“Mistress Katherine,” she says smoothly, “I find it interesting that you also know something of Fortune’s favours. As a widow, your consequence should have waned, until you got yourself second husband. Yet here you are, at court, favoured by their Majesties; it seems you made the most of your chances. Mayhap these chances were not unexpected to you, I wonder if you have the gift of foreknowledge? I too have a little of The Sight, inherited from my mother I would vow. She once claimed to me that although I should be Queen and then “not queen”, my daughter Elizabeth would be the ancestress of monarchs.”
Richard seems frozen in shock at these words, unable to speak. He has paled and the lines from his nose to his mouth have deepened. He touches the cross which hangs from his regal chain. He has aged since the death of his son, the cares of State seem now to weigh heavy on him, but he is quick to recognise and reject any hint of witchcraft or sorcery, his strong faith in God is his constant support.
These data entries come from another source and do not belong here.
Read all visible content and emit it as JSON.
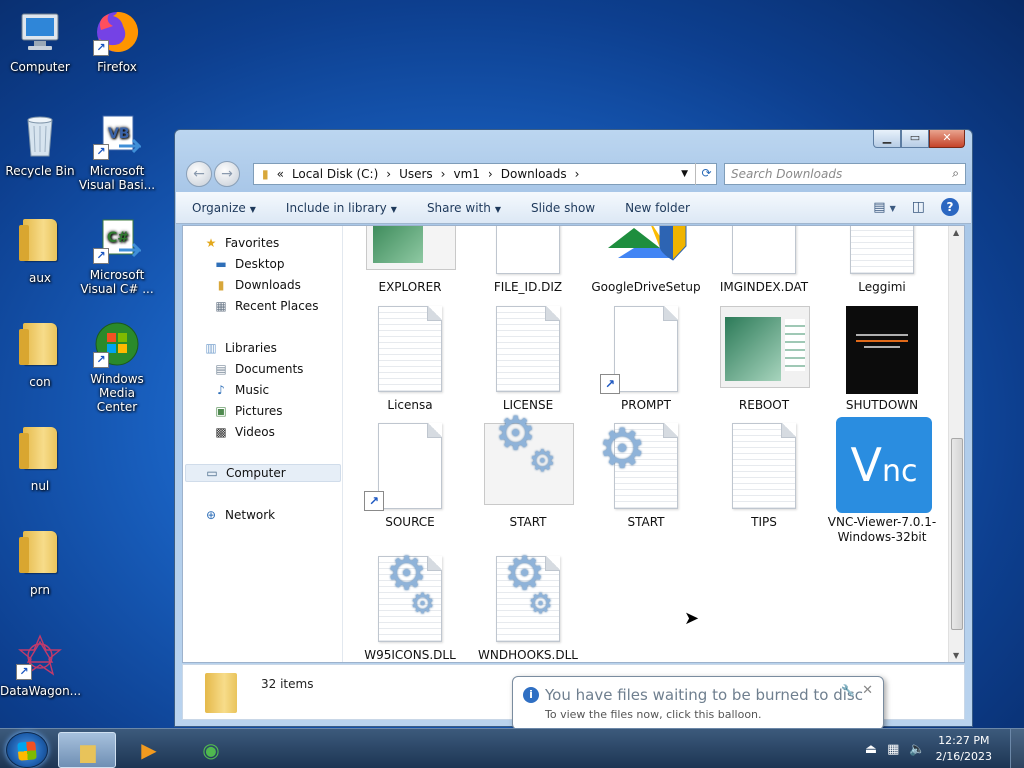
{
  "desktop": {
    "icons": [
      {
        "label": "Computer",
        "icon": "computer-icon"
      },
      {
        "label": "Firefox",
        "icon": "firefox-icon"
      },
      {
        "label": "Recycle Bin",
        "icon": "recycle-bin-icon"
      },
      {
        "label": "Microsoft Visual Basi...",
        "icon": "visual-basic-icon"
      },
      {
        "label": "aux",
        "icon": "folder-icon"
      },
      {
        "label": "Microsoft Visual C# ...",
        "icon": "visual-csharp-icon"
      },
      {
        "label": "con",
        "icon": "folder-icon"
      },
      {
        "label": "Windows Media Center",
        "icon": "media-center-icon"
      },
      {
        "label": "nul",
        "icon": "folder-icon"
      },
      {
        "label": "prn",
        "icon": "folder-icon"
      },
      {
        "label": "DataWagon...",
        "icon": "datawagon-icon"
      }
    ],
    "vb_badge": "VB",
    "cs_badge": "C#"
  },
  "window": {
    "address": {
      "prefix": "«",
      "crumbs": [
        "Local Disk (C:)",
        "Users",
        "vm1",
        "Downloads"
      ]
    },
    "search_placeholder": "Search Downloads",
    "toolbar": {
      "organize": "Organize",
      "include": "Include in library",
      "share": "Share with",
      "slideshow": "Slide show",
      "newfolder": "New folder"
    },
    "nav": {
      "favorites": "Favorites",
      "desktop": "Desktop",
      "downloads": "Downloads",
      "recent": "Recent Places",
      "libraries": "Libraries",
      "documents": "Documents",
      "music": "Music",
      "pictures": "Pictures",
      "videos": "Videos",
      "computer": "Computer",
      "network": "Network"
    },
    "files": [
      {
        "name": "EXPLORER",
        "kind": "image"
      },
      {
        "name": "FILE_ID.DIZ",
        "kind": "doc"
      },
      {
        "name": "GoogleDriveSetup",
        "kind": "installer"
      },
      {
        "name": "IMGINDEX.DAT",
        "kind": "doc"
      },
      {
        "name": "Leggimi",
        "kind": "text"
      },
      {
        "name": "Licensa",
        "kind": "text"
      },
      {
        "name": "LICENSE",
        "kind": "text"
      },
      {
        "name": "PROMPT",
        "kind": "shortcut"
      },
      {
        "name": "REBOOT",
        "kind": "image"
      },
      {
        "name": "SHUTDOWN",
        "kind": "dark-image"
      },
      {
        "name": "SOURCE",
        "kind": "shortcut"
      },
      {
        "name": "START",
        "kind": "gear-framed"
      },
      {
        "name": "START",
        "kind": "gear-doc"
      },
      {
        "name": "TIPS",
        "kind": "text"
      },
      {
        "name": "VNC-Viewer-7.0.1-Windows-32bit",
        "kind": "vnc"
      },
      {
        "name": "W95ICONS.DLL",
        "kind": "dll"
      },
      {
        "name": "WNDHOOKS.DLL",
        "kind": "dll"
      }
    ],
    "item_count": "32 items"
  },
  "balloon": {
    "title": "You have files waiting to be burned to disc",
    "message": "To view the files now, click this balloon."
  },
  "taskbar": {
    "time": "12:27 PM",
    "date": "2/16/2023"
  }
}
I hurry to speak, “My lady, whatever visions or dreams may occur in any person’s life, I am certain they are God-given, intended to guide our lives in the true and virtuous path.”
Meanwhile my mind is whirling, images of a broken body flung naked over a horse, hurried night-time funeral rites, a reputation ruined, play-actors through the ages telling a twisted tale of this man and this woman.
How would the two seated here feel if they knew their story would be told for more than five hundred years? Yet I could say no more, stilled at last by the vision of a shining black plinth, atop it a marble-white, cross-incised tombstone and the words filling my head “Grant me the carving of my name”. My heart is racing, I feel breathless and lightheaded.
The meal is over. Richard, thoughtful, says no more beyond the formal farewells. But as my Lady Grey takes her leave she smiles secretly me at me, and then looks upon my Lord Richard with something like pity in her eyes…
The Princes in the Tower “disappear” 1483
Richard’s son Prince Edward dies at Middleham Castle in April 1484
His wife Queen Anne dies March 1485.
There is an eclipse of the sun on the same day.
Richard is killed at Bosworth August 1485
He is buried hastily with little ceremony at Greyfriars Priory in Leicester
His bones are rediscovered and identified 2012
He is reinterred with dignity and honour in nearby Leicester Cathedral March 2015
Anne Ayres 2020